BEGIN Data supplied
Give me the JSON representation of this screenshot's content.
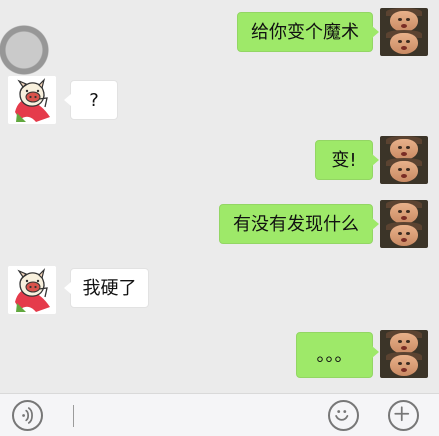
{
  "chat": {
    "messages": [
      {
        "sender": "me",
        "text": "给你变个魔术"
      },
      {
        "sender": "friend",
        "text": "?"
      },
      {
        "sender": "me",
        "text": "变!"
      },
      {
        "sender": "me",
        "text": "有没有发现什么"
      },
      {
        "sender": "friend",
        "text": "我硬了"
      },
      {
        "sender": "me",
        "text": "。。。"
      }
    ]
  },
  "icons": {
    "floating": "floating-ring-icon",
    "voice": "voice-icon",
    "emoji": "emoji-icon",
    "add": "plus-icon"
  },
  "colors": {
    "chat_background": "#ebebeb",
    "my_bubble": "#9ee969",
    "friend_bubble": "#ffffff",
    "toolbar": "#f5f5f7",
    "icon_gray": "#777777"
  }
}
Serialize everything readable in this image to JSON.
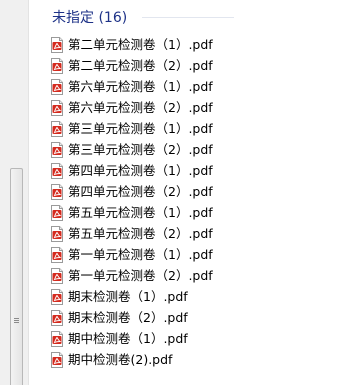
{
  "group": {
    "title": "未指定 (16)"
  },
  "files": [
    {
      "name": "第二单元检测卷（1）.pdf",
      "icon": "pdf-file-icon"
    },
    {
      "name": "第二单元检测卷（2）.pdf",
      "icon": "pdf-file-icon"
    },
    {
      "name": "第六单元检测卷（1）.pdf",
      "icon": "pdf-file-icon"
    },
    {
      "name": "第六单元检测卷（2）.pdf",
      "icon": "pdf-file-icon"
    },
    {
      "name": "第三单元检测卷（1）.pdf",
      "icon": "pdf-file-icon"
    },
    {
      "name": "第三单元检测卷（2）.pdf",
      "icon": "pdf-file-icon"
    },
    {
      "name": "第四单元检测卷（1）.pdf",
      "icon": "pdf-file-icon"
    },
    {
      "name": "第四单元检测卷（2）.pdf",
      "icon": "pdf-file-icon"
    },
    {
      "name": "第五单元检测卷（1）.pdf",
      "icon": "pdf-file-icon"
    },
    {
      "name": "第五单元检测卷（2）.pdf",
      "icon": "pdf-file-icon"
    },
    {
      "name": "第一单元检测卷（1）.pdf",
      "icon": "pdf-file-icon"
    },
    {
      "name": "第一单元检测卷（2）.pdf",
      "icon": "pdf-file-icon"
    },
    {
      "name": "期末检测卷（1）.pdf",
      "icon": "pdf-file-icon"
    },
    {
      "name": "期末检测卷（2）.pdf",
      "icon": "pdf-file-icon"
    },
    {
      "name": "期中检测卷（1）.pdf",
      "icon": "pdf-file-icon"
    },
    {
      "name": "期中检测卷(2).pdf",
      "icon": "pdf-file-icon"
    }
  ],
  "colors": {
    "group_title": "#1e3287",
    "pdf_red": "#d42a1e",
    "scrollbar_track": "#f0f0f0"
  }
}
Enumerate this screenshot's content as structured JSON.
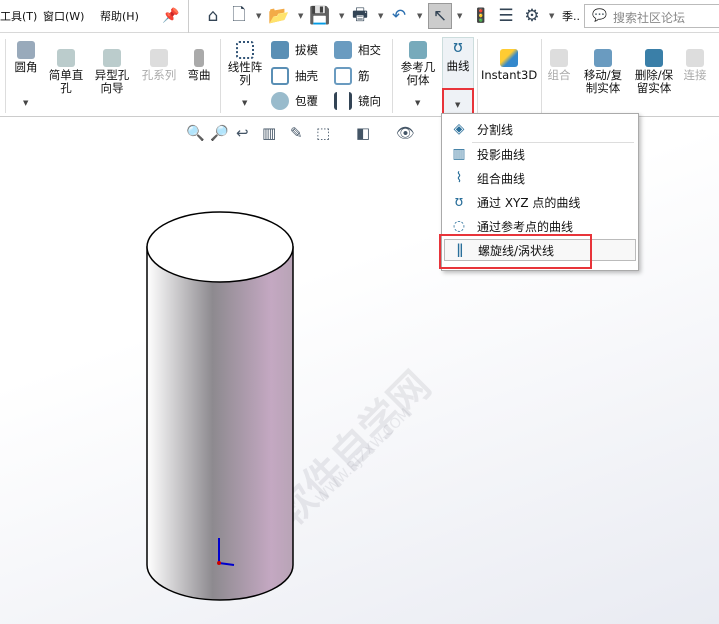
{
  "menubar": {
    "items": [
      "工具(T)",
      "窗口(W)",
      "帮助(H)"
    ],
    "search_placeholder": "搜索社区论坛",
    "more": "季.."
  },
  "ribbon": {
    "fillet": "圆角",
    "simple_hole": "简单直孔",
    "hole_wizard": "异型孔向导",
    "hole_series": "孔系列",
    "flex": "弯曲",
    "linear_pattern": "线性阵列",
    "draft": "拔模",
    "shell": "抽壳",
    "wrap": "包覆",
    "intersect": "相交",
    "rib": "筋",
    "mirror": "镜向",
    "ref_geometry": "参考几何体",
    "curves": "曲线",
    "instant3d": "Instant3D",
    "combine": "组合",
    "move_copy": "移动/复制实体",
    "delete_keep": "删除/保留实体",
    "join": "连接"
  },
  "curves_menu": {
    "items": [
      "分割线",
      "投影曲线",
      "组合曲线",
      "通过 XYZ 点的曲线",
      "通过参考点的曲线",
      "螺旋线/涡状线"
    ],
    "highlighted": "螺旋线/涡状线"
  },
  "watermark": {
    "text": "软件自学网",
    "url": "WWW.RJZXW.COM"
  },
  "colors": {
    "highlight_red": "#e8343a",
    "icon_blue": "#2a6f9a"
  }
}
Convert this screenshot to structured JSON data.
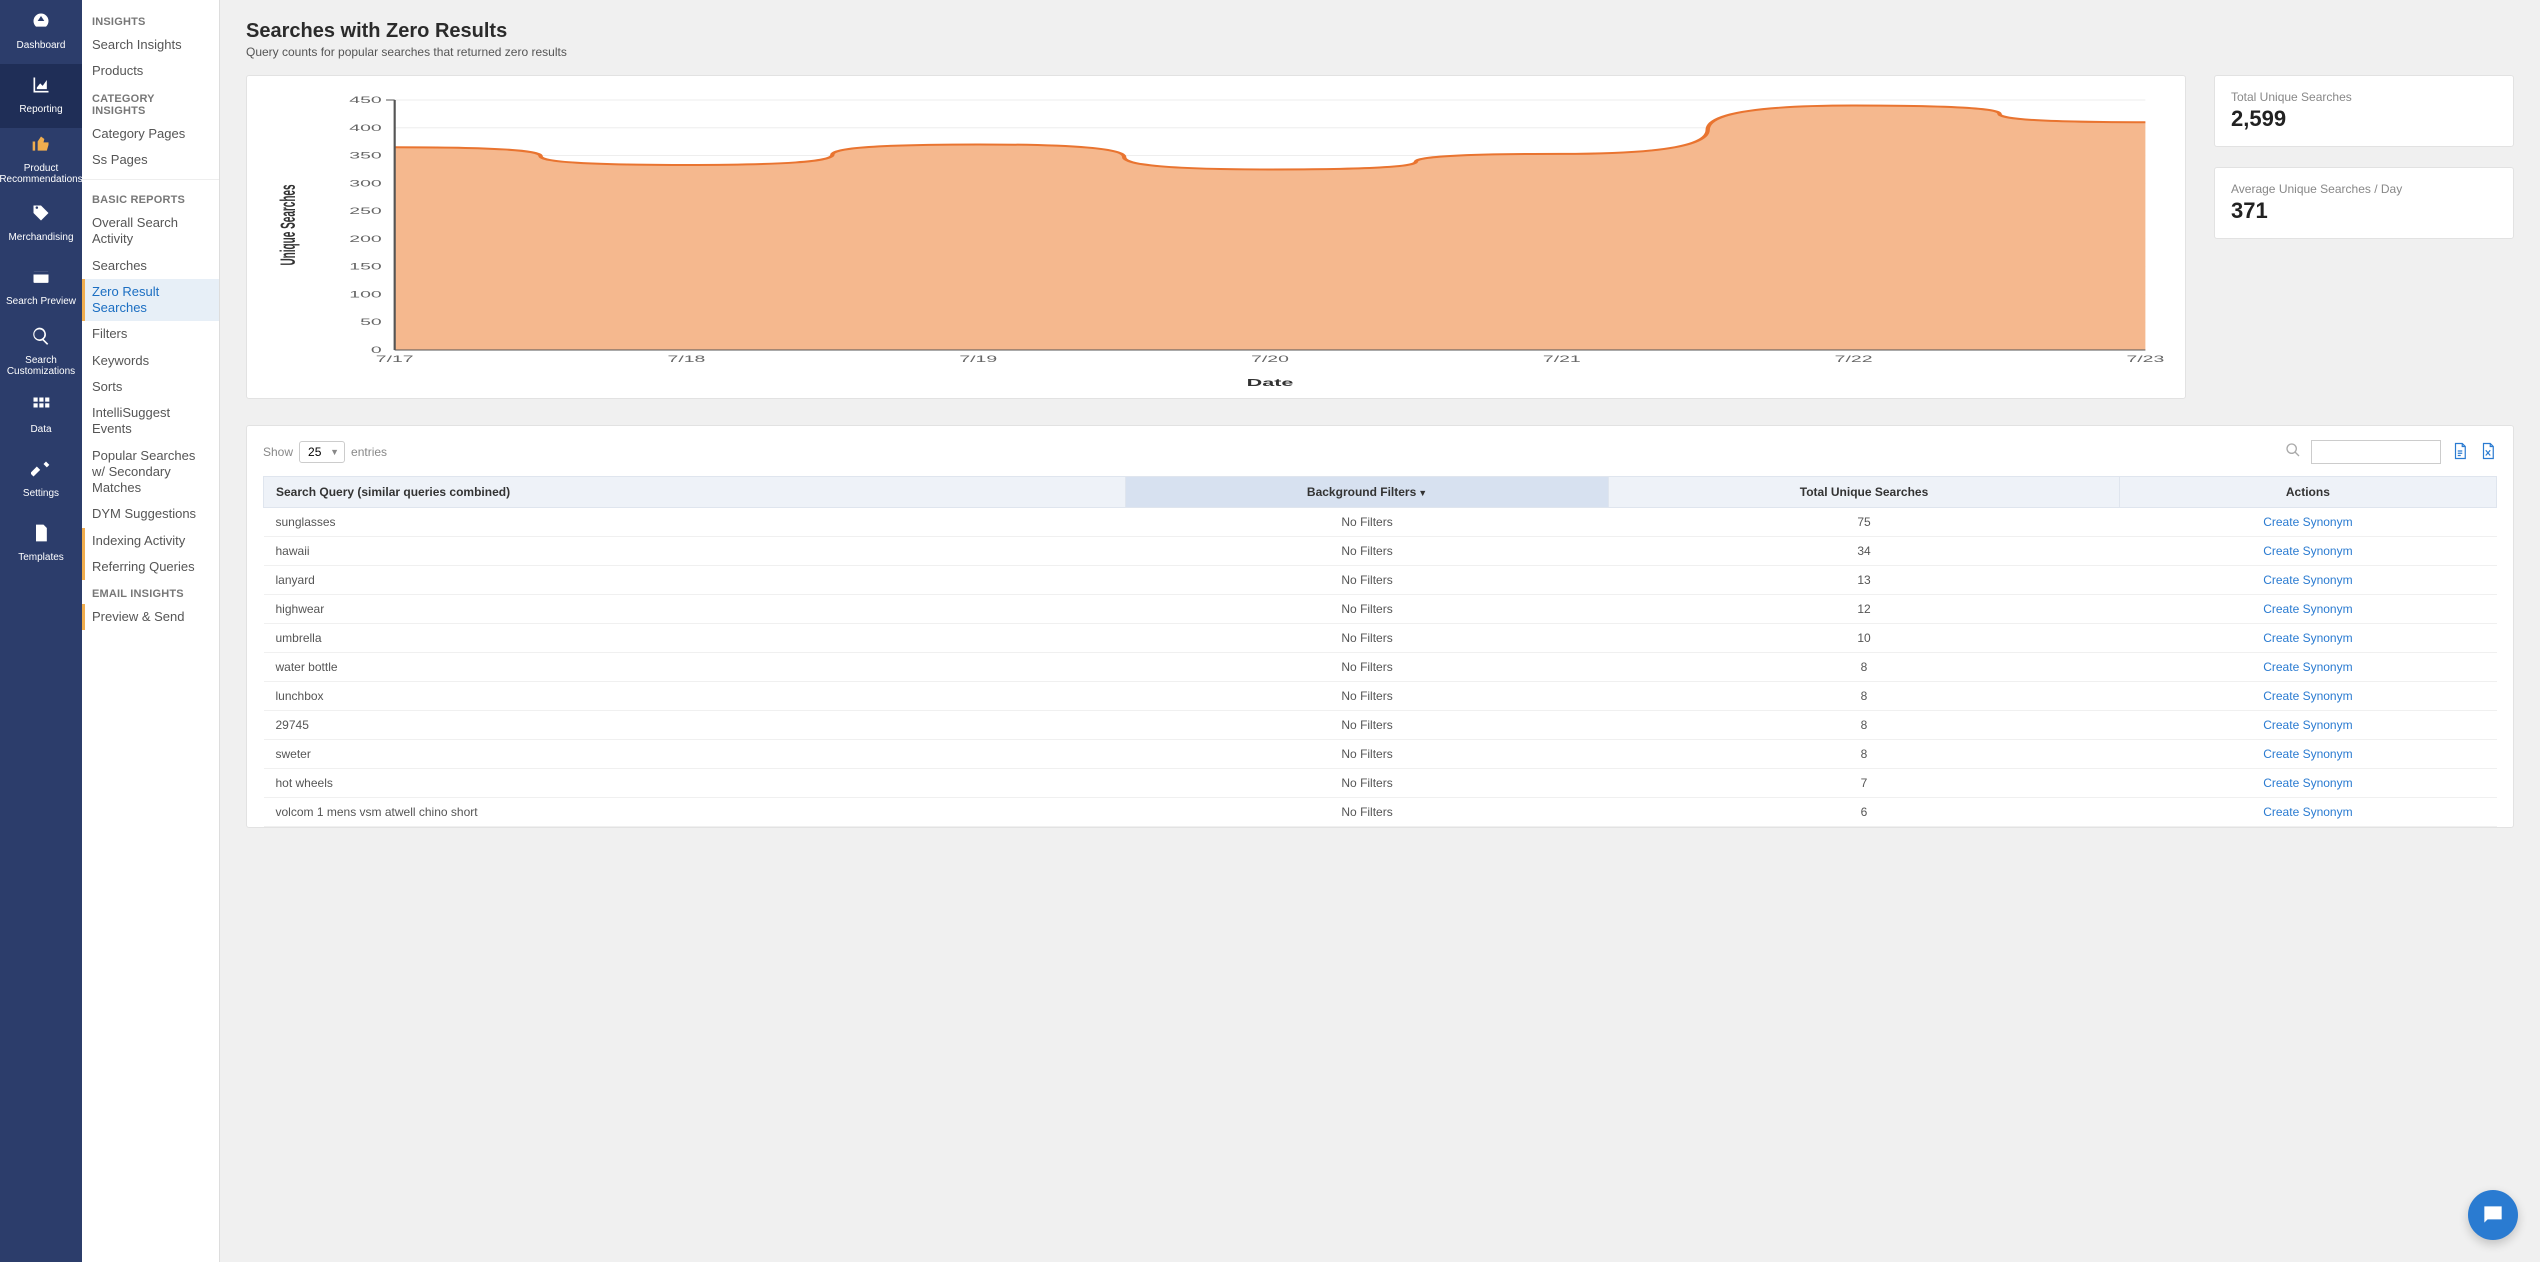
{
  "nav": {
    "items": [
      {
        "key": "dashboard",
        "label": "Dashboard",
        "icon": "gauge"
      },
      {
        "key": "reporting",
        "label": "Reporting",
        "icon": "chart-area",
        "active": true
      },
      {
        "key": "product-recs",
        "label": "Product Recommendations",
        "icon": "thumbs-up",
        "highlight": true
      },
      {
        "key": "merchandising",
        "label": "Merchandising",
        "icon": "tag"
      },
      {
        "key": "search-preview",
        "label": "Search Preview",
        "icon": "window"
      },
      {
        "key": "search-custom",
        "label": "Search Customizations",
        "icon": "magnify"
      },
      {
        "key": "data",
        "label": "Data",
        "icon": "grid"
      },
      {
        "key": "settings",
        "label": "Settings",
        "icon": "wrench"
      },
      {
        "key": "templates",
        "label": "Templates",
        "icon": "file"
      }
    ]
  },
  "sidebar": {
    "sections": [
      {
        "heading": "INSIGHTS",
        "items": [
          {
            "label": "Search Insights"
          },
          {
            "label": "Products"
          }
        ]
      },
      {
        "heading": "CATEGORY INSIGHTS",
        "items": [
          {
            "label": "Category Pages"
          },
          {
            "label": "Ss Pages"
          }
        ],
        "dividerAfter": true
      },
      {
        "heading": "BASIC REPORTS",
        "items": [
          {
            "label": "Overall Search Activity"
          },
          {
            "label": "Searches"
          },
          {
            "label": "Zero Result Searches",
            "selected": true
          },
          {
            "label": "Filters"
          },
          {
            "label": "Keywords"
          },
          {
            "label": "Sorts"
          },
          {
            "label": "IntelliSuggest Events"
          },
          {
            "label": "Popular Searches w/ Secondary Matches"
          },
          {
            "label": "DYM Suggestions"
          },
          {
            "label": "Indexing Activity",
            "marked": true
          },
          {
            "label": "Referring Queries",
            "marked": true
          }
        ]
      },
      {
        "heading": "EMAIL INSIGHTS",
        "items": [
          {
            "label": "Preview & Send",
            "marked": true
          }
        ]
      }
    ]
  },
  "header": {
    "title": "Searches with Zero Results",
    "subtitle": "Query counts for popular searches that returned zero results"
  },
  "stats": [
    {
      "label": "Total Unique Searches",
      "value": "2,599"
    },
    {
      "label": "Average Unique Searches / Day",
      "value": "371"
    }
  ],
  "show": {
    "prefix": "Show",
    "value": "25",
    "suffix": "entries"
  },
  "table": {
    "columns": [
      {
        "label": "Search Query (similar queries combined)",
        "align": "left"
      },
      {
        "label": "Background Filters",
        "align": "center",
        "sorted": true,
        "dir": "desc"
      },
      {
        "label": "Total Unique Searches",
        "align": "center"
      },
      {
        "label": "Actions",
        "align": "center"
      }
    ],
    "action_label": "Create Synonym",
    "rows": [
      {
        "q": "sunglasses",
        "f": "No Filters",
        "c": "75"
      },
      {
        "q": "hawaii",
        "f": "No Filters",
        "c": "34"
      },
      {
        "q": "lanyard",
        "f": "No Filters",
        "c": "13"
      },
      {
        "q": "highwear",
        "f": "No Filters",
        "c": "12"
      },
      {
        "q": "umbrella",
        "f": "No Filters",
        "c": "10"
      },
      {
        "q": "water bottle",
        "f": "No Filters",
        "c": "8"
      },
      {
        "q": "lunchbox",
        "f": "No Filters",
        "c": "8"
      },
      {
        "q": "29745",
        "f": "No Filters",
        "c": "8"
      },
      {
        "q": "sweter",
        "f": "No Filters",
        "c": "8"
      },
      {
        "q": "hot wheels",
        "f": "No Filters",
        "c": "7"
      },
      {
        "q": "volcom 1 mens vsm atwell chino short",
        "f": "No Filters",
        "c": "6"
      }
    ]
  },
  "chart_data": {
    "type": "area",
    "x": [
      "7/17",
      "7/18",
      "7/19",
      "7/20",
      "7/21",
      "7/22",
      "7/23"
    ],
    "series": [
      {
        "name": "Unique Searches",
        "values": [
          365,
          333,
          370,
          325,
          353,
          440,
          410
        ]
      }
    ],
    "title": "",
    "xlabel": "Date",
    "ylabel": "Unique Searches",
    "ylim": [
      0,
      450
    ],
    "yticks": [
      0,
      50,
      100,
      150,
      200,
      250,
      300,
      350,
      400,
      450
    ],
    "colors": {
      "line": "#e97430",
      "fill": "#f5b88e"
    }
  }
}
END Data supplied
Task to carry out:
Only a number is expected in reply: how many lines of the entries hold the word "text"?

Your solution:
7